And all of us need to pray. It is our conversation with God. Prayer consists of all the things that equal politeness, but raises them to the level of the divine. We pray to say hello and build and grow our relationship with God, just as we communicate constantly with any friend. We pray for His forgiveness when we have done wrong. We pray to ask for those things we require, just as we would ask any who could help us in times of need. And we pray to say thank you when we are blessed with God’s favours.
In doing so, we acknowledge He is the giver and that we are the receivers. Failing to acknowledge this results in a distorted view of our relationship with God.
The Rosary is also an opportunity to consider the needs of others and to pray for them, whether it be a family member preparing for an important event, a sick or dying friend, or even an enemy. These circumstances teach children about charity and how they can help others. All of these events prompt questions from little ones and the Rosary is an opportunity to help children understand the reality of the world we live in.
As for adults, the benefits of the Rosary apply equally. We should never grow so important that we forget that what is good for children is also good for us.
Personally, the Rosary is the moment where I can pray to God for help in all the difficulties that I have faced, whether they be large or small. Often I bring these troubles to Him, but as is the way with human nature, it is usually in the moments of greatest need; the moment where I realise I can no longer succeed on my own. I am sure God provides these difficulties for our own good: success breeds forgetfulness and pride, rather than thanksgiving.
Without these troubles and without the Rosary, I would lose all contact with the virtue of humility; a virtue that I continue to seek without much success. Instead, I would quickly succumb to pride and then despair. I remain weak and human. The Rosary is the prayer that allows me to transfer all my troubles to God and to acknowledge His enduring assistance. He has never failed to answer our prayers.
Importantly, the Rosary has kept my family together. All marriages face their difficult moments. It is during the Rosary that I remember how to love, to forgive and to soften myself so that I can seek forgiveness. And, trust me, it is the latter that I mostly need to do!
But best of all, the Rosary is the prayer that lifts me up. It is never so delightful and consoling as when it is 15 minutes in which I forget the world and instead contemplate God: His reality; His goodness and eternal life; His nature and the life of Christ.

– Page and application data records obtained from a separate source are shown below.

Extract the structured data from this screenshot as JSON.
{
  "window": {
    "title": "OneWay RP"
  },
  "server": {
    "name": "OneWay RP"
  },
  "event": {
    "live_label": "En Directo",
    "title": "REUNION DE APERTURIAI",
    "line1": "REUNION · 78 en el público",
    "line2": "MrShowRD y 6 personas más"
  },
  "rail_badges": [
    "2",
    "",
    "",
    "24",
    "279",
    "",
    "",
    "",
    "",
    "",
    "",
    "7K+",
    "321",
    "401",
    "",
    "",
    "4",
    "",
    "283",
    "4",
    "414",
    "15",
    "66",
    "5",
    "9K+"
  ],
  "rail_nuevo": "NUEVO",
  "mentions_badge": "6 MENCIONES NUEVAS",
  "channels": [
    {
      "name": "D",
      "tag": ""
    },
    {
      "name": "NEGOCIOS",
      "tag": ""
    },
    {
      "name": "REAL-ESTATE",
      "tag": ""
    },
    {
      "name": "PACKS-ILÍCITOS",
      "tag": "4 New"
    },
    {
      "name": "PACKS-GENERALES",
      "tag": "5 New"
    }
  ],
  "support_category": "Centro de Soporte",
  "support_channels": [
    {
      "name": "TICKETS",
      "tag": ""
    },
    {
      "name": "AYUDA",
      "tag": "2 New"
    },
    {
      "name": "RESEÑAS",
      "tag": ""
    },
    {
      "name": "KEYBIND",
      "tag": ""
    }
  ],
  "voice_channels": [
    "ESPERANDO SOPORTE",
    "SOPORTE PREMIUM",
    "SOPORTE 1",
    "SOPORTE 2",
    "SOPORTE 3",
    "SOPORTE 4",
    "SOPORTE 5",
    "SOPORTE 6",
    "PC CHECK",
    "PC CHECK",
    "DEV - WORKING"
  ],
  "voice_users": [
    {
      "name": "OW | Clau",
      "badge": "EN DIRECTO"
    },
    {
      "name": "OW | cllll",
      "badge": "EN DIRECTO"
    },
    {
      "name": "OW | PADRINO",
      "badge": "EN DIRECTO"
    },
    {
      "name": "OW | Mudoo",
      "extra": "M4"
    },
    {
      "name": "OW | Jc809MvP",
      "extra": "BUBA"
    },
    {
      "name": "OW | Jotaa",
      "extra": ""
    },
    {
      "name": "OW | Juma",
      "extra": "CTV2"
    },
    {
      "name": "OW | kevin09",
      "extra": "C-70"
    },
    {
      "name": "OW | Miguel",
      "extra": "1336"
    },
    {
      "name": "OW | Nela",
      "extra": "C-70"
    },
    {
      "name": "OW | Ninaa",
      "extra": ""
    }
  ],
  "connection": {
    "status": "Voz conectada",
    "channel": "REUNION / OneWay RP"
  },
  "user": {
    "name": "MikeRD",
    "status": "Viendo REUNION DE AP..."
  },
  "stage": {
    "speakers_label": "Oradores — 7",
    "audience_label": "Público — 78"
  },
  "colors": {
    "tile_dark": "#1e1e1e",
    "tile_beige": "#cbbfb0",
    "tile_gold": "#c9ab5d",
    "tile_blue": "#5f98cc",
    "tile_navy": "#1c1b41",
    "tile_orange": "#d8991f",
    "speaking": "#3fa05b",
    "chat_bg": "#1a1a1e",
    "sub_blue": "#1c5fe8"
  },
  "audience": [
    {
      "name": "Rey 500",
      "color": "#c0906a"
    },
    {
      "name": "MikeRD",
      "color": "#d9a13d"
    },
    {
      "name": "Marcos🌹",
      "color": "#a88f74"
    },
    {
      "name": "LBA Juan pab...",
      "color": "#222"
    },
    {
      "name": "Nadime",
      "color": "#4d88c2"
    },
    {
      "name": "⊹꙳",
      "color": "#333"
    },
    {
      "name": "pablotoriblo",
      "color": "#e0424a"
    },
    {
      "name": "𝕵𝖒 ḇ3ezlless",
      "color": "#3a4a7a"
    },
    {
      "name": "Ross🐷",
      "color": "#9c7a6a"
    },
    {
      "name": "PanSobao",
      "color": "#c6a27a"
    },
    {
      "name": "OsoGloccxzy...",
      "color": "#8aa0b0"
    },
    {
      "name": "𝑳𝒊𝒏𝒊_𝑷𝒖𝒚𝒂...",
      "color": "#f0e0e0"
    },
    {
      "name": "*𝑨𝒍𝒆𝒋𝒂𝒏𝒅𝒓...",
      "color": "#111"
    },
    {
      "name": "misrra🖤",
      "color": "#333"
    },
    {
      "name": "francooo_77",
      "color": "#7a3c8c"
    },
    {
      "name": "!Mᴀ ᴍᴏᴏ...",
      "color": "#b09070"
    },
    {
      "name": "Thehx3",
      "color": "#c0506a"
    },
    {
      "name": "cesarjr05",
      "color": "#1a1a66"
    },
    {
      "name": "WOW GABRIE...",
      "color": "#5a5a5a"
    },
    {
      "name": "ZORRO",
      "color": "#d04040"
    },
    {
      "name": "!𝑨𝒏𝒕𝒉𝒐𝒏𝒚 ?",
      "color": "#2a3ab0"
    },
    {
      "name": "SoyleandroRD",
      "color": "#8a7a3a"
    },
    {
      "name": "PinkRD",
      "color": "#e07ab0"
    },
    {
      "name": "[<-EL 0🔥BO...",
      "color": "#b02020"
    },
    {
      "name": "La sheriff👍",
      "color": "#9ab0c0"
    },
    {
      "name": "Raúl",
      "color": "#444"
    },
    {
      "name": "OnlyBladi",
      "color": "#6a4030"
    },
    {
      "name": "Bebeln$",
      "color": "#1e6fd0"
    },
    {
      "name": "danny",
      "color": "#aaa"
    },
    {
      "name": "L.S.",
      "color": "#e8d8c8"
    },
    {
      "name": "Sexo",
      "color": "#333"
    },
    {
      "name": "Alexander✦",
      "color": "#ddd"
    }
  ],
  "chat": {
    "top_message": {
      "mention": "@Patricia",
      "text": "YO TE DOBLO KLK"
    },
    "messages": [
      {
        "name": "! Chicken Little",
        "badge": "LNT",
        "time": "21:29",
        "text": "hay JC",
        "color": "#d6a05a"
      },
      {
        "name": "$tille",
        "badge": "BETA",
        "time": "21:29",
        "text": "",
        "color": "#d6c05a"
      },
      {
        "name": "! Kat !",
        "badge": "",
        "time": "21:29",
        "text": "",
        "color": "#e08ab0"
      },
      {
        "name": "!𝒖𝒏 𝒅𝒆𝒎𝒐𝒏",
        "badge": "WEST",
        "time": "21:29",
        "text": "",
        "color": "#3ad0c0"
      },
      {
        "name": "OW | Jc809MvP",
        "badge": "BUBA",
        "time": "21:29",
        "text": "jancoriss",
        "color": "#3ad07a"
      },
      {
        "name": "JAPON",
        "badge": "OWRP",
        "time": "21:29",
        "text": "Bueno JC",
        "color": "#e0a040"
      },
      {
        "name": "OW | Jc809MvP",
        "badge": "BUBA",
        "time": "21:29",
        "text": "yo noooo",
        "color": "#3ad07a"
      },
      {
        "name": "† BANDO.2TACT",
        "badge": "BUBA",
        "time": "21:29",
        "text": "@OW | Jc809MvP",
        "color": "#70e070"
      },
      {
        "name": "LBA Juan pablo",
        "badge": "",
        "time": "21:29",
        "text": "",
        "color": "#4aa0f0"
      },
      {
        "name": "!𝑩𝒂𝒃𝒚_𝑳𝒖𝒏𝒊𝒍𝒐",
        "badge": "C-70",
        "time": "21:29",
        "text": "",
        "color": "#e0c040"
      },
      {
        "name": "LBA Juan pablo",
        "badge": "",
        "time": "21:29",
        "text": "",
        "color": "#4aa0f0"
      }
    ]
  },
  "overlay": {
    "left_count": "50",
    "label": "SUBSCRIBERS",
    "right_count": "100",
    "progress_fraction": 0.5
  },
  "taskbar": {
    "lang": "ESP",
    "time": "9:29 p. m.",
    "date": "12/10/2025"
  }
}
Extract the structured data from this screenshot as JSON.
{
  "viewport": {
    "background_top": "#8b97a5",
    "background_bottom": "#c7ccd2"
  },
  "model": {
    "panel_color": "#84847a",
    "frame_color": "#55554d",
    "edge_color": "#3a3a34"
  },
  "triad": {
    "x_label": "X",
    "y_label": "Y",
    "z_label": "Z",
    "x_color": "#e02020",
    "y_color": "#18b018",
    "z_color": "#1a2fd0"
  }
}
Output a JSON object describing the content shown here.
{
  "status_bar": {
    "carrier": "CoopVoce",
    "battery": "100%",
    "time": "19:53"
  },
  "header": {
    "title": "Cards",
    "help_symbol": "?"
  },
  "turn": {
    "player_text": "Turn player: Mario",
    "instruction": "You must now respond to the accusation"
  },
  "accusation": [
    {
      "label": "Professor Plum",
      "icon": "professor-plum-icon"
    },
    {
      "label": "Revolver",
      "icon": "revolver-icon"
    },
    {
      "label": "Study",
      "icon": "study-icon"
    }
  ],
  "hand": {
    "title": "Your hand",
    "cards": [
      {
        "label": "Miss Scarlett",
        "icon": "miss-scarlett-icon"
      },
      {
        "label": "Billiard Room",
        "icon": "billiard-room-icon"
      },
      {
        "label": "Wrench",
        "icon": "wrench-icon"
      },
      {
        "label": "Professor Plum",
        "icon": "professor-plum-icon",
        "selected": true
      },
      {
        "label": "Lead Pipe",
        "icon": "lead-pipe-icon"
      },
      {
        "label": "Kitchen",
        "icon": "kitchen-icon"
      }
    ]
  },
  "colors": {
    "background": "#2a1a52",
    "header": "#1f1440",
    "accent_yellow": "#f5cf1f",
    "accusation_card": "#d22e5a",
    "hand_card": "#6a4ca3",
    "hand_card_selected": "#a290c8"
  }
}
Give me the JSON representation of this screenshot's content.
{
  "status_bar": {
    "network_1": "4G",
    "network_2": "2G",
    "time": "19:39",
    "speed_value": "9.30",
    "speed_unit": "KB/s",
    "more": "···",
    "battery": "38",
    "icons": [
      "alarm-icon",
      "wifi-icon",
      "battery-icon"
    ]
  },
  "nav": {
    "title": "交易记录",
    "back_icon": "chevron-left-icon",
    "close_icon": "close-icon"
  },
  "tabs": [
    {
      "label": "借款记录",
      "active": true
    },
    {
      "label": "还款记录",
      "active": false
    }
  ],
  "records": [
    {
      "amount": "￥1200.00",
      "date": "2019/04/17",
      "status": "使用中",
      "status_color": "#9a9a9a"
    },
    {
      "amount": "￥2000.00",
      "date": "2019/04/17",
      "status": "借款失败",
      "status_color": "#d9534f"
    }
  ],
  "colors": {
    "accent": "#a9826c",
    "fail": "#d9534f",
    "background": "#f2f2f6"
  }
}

One need only contemplate these for a moment to realise that there is an immense, untapped depth to them; a vastness that cannot be fully understood. When the mind returns to earthly things, they are understood in the context of eternity and a victory already won that we, too, can take part in if only we choose to do so. That choice always involves following in the footsteps of Christ. He suffered greatly for us; we must suffer a little to demonstrate our love for Him.
And this is the natural way: all victories in life are achieved by overcoming adversity. Love is about sacrifice.
Finally, the Rosary is directed through the Mother of Jesus Christ, Mary. It recognises her role in all the great mysteries of Christ’s life: His incarnation, His death and His resurrection and ascension. It also recognises her relationship with the Trinity and the reality of Jesus Christ’s words from the cross that allowed this greatest creation of God to take a special part in each of our lives: Mary is not just Christ’s mother, she is ours as well.
That is why the Rosary is such a powerful weapon. God raised the Blessed Virgin Mary to the pinnacle of creation and he did so by choosing her to be the mother of Christ; the mother of God. The Rosary recognises this reality better than any other prayer. That’s why it pleases God so much.
Hail Mary, full of grace. The Lord is with thee.
Blessed art thou among women and blessed is the fruit of thy womb, Jesus.
Holy Mary, mother of God, pray for us sinners, now and at the hour of our death. Amen.